Element data from apps and pages:

※

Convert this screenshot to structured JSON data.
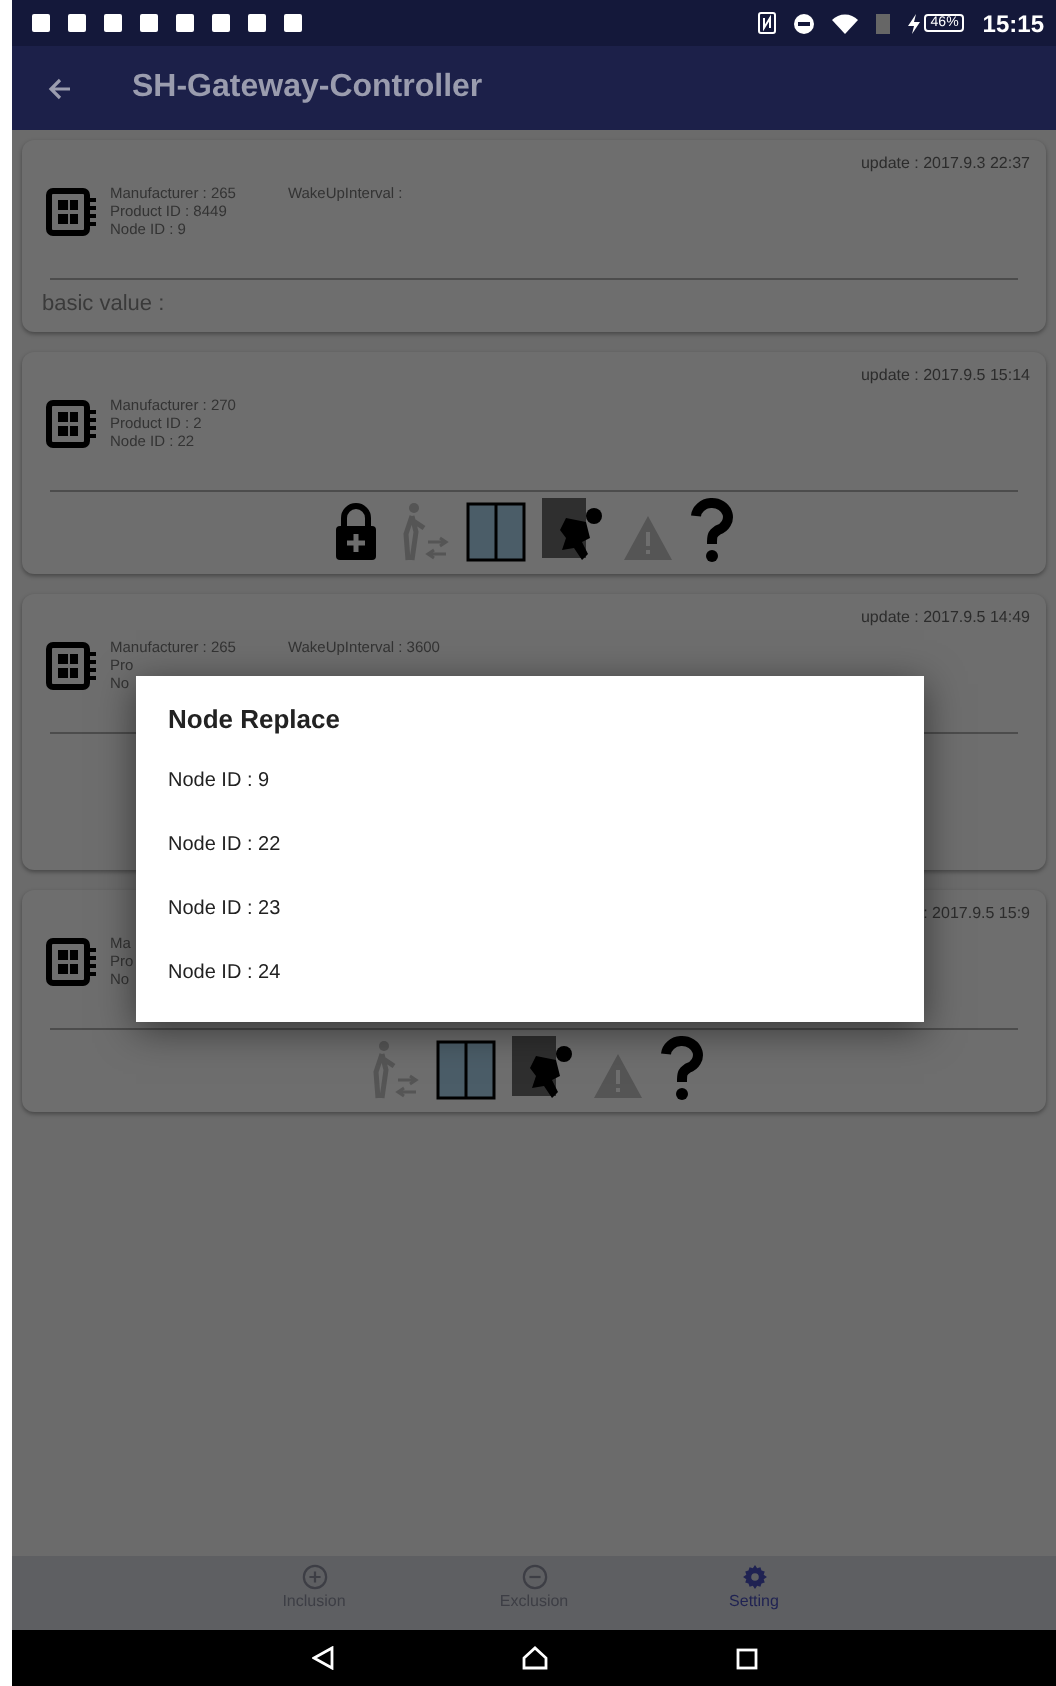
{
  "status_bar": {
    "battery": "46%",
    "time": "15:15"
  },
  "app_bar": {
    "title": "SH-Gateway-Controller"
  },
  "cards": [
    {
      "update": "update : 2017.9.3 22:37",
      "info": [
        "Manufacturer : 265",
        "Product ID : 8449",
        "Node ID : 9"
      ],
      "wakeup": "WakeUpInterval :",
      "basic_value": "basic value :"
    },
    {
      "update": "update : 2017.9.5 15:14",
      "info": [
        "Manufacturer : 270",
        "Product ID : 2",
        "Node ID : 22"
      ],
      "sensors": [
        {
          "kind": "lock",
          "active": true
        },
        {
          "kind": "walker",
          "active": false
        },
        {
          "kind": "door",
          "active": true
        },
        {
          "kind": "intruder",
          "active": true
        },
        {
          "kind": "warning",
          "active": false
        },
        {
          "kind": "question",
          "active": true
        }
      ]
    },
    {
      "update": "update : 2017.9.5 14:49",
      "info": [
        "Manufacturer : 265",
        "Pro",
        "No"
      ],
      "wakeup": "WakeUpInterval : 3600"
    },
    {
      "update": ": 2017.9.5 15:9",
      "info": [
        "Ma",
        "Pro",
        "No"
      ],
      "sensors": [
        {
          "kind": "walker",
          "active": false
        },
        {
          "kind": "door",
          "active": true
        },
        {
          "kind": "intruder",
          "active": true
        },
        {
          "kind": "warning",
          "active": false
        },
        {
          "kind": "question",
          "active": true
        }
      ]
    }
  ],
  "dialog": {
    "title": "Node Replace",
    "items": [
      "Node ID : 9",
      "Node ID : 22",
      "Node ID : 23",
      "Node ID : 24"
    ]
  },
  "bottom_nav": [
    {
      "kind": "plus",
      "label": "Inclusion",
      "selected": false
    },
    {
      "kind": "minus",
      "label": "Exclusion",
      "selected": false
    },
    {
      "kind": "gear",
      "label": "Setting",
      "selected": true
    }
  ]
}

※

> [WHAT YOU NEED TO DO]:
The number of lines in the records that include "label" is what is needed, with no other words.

> [PROBLEM SOLUTION]:
3